Images online have also shown dust collecting in the little nooks and crannies of the Pro models, including the space between the frame and the back.
X user @MajinBuOfficial posted a lengthy thread outlining the various manufacturing defects of the Pro models.
‘Some iPhone 15 Pro units appear to have display misalignment, dirt on the camera lenses, scratches on the screen and signs of damage in various areas, there are reports of bubbles and discolored squares,’ he said.
‘This happens for units destined for the US, Chinese and EU markets.’
Image shows dust in the lens, as seen under a microscope. There was also dust in the motherboard – the bit that holds the device’s vital components
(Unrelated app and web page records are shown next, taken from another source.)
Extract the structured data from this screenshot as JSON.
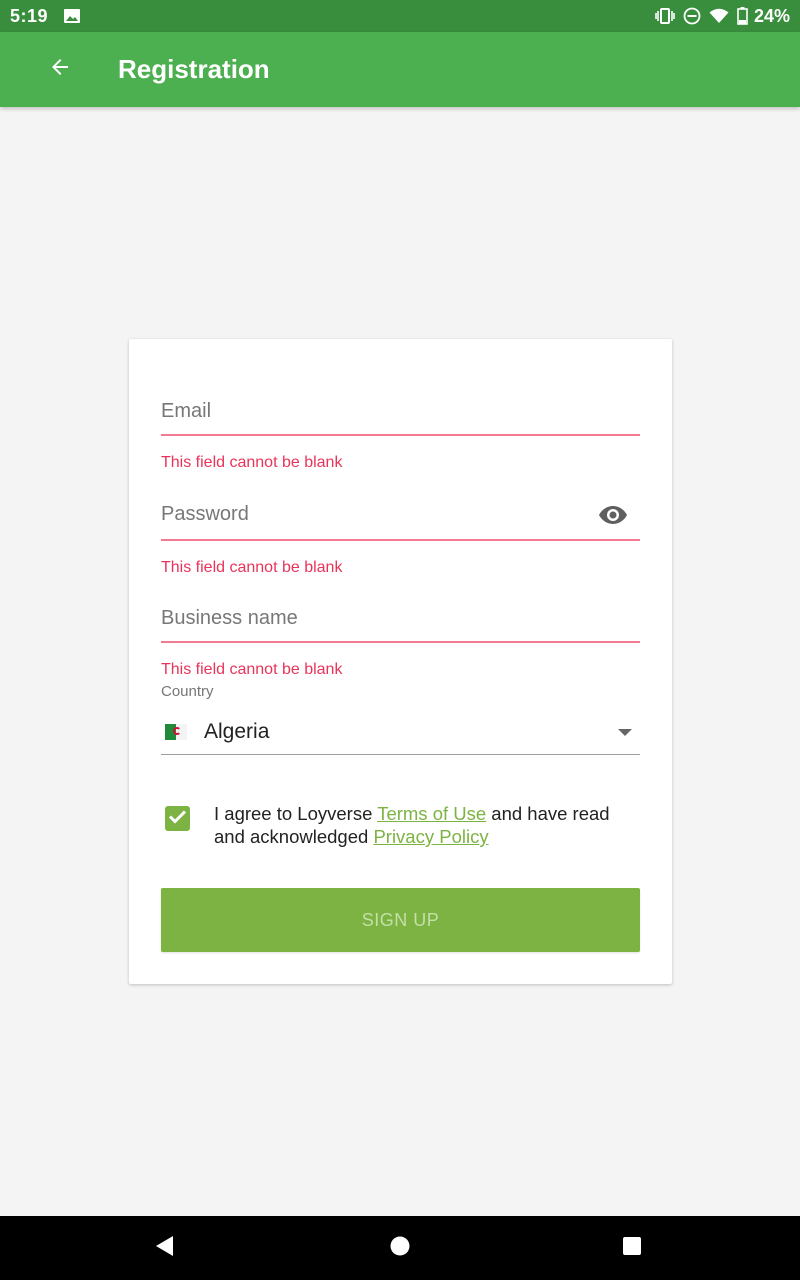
{
  "status_bar": {
    "time": "5:19",
    "battery_percent": "24%"
  },
  "app_bar": {
    "title": "Registration",
    "color": "#4caf50"
  },
  "form": {
    "email": {
      "placeholder": "Email",
      "value": "",
      "error": "This field cannot be blank"
    },
    "password": {
      "placeholder": "Password",
      "value": "",
      "error": "This field cannot be blank"
    },
    "business_name": {
      "placeholder": "Business name",
      "value": "",
      "error": "This field cannot be blank"
    },
    "country": {
      "label": "Country",
      "value": "Algeria"
    },
    "agreement": {
      "checked": true,
      "text_before": "I agree to Loyverse ",
      "terms_link": "Terms of Use",
      "text_middle": " and have read and acknowledged ",
      "privacy_link": "Privacy Policy"
    },
    "signup_label": "SIGN UP"
  },
  "colors": {
    "accent": "#7cb342",
    "error": "#e8345a",
    "status_bar": "#388e3c"
  },
  "icons": {
    "back": "arrow-back-icon",
    "password_toggle": "eye-icon",
    "country_flag": "algeria-flag-icon",
    "dropdown": "dropdown-arrow-icon",
    "checkbox": "checkmark-icon",
    "nav_back": "nav-back-icon",
    "nav_home": "nav-home-icon",
    "nav_recents": "nav-recents-icon"
  }
}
He went on to speculate that there was poor anti-dust procedures in factories that make iPhones for Apple in India and China.
So far users don’t seem to have had much of a problem with the biggest change to all iPhone 15 models – the introduction of USB-C charging ports.
Apple was effectively forced to make the switch to USB-C from its own ‘Lightning’ charger due to legislation from the European Union.
Users do seem to still be getting used to it though; one posted to X to say: ‘Still can’t believe I’m charging the iPhone 15 Pro with USB-C.’
MailOnline has contacted Apple for comment.
iPhone 15 Pro review: MailOnline gets hands-on with Apple’s new flagship smartphone – so, is it really worth £1,499?
After months of anticipation, rumours, and excitement, Apple’s new iPhone 15 range finally goes on sale this Friday.
The tech giant unveiled four new devices at its September event – the iPhone 15, iPhone 15 Plus, iPhone 15 Pro, and iPhone 15 Pro Max.
The top of the range – iPhone 15 Pro and iPhone 15 Pro Max – boast a number of impressive features including a new Action Button, a titanium finish, and a USB-C charger.
But with prices ranging from £999 to £1,599, is it really worth splashing the cash?
MailOnline’s Shivali Best got hands-on with the iPhone 15 Pro to see what all the fuss is about.
Read the full article here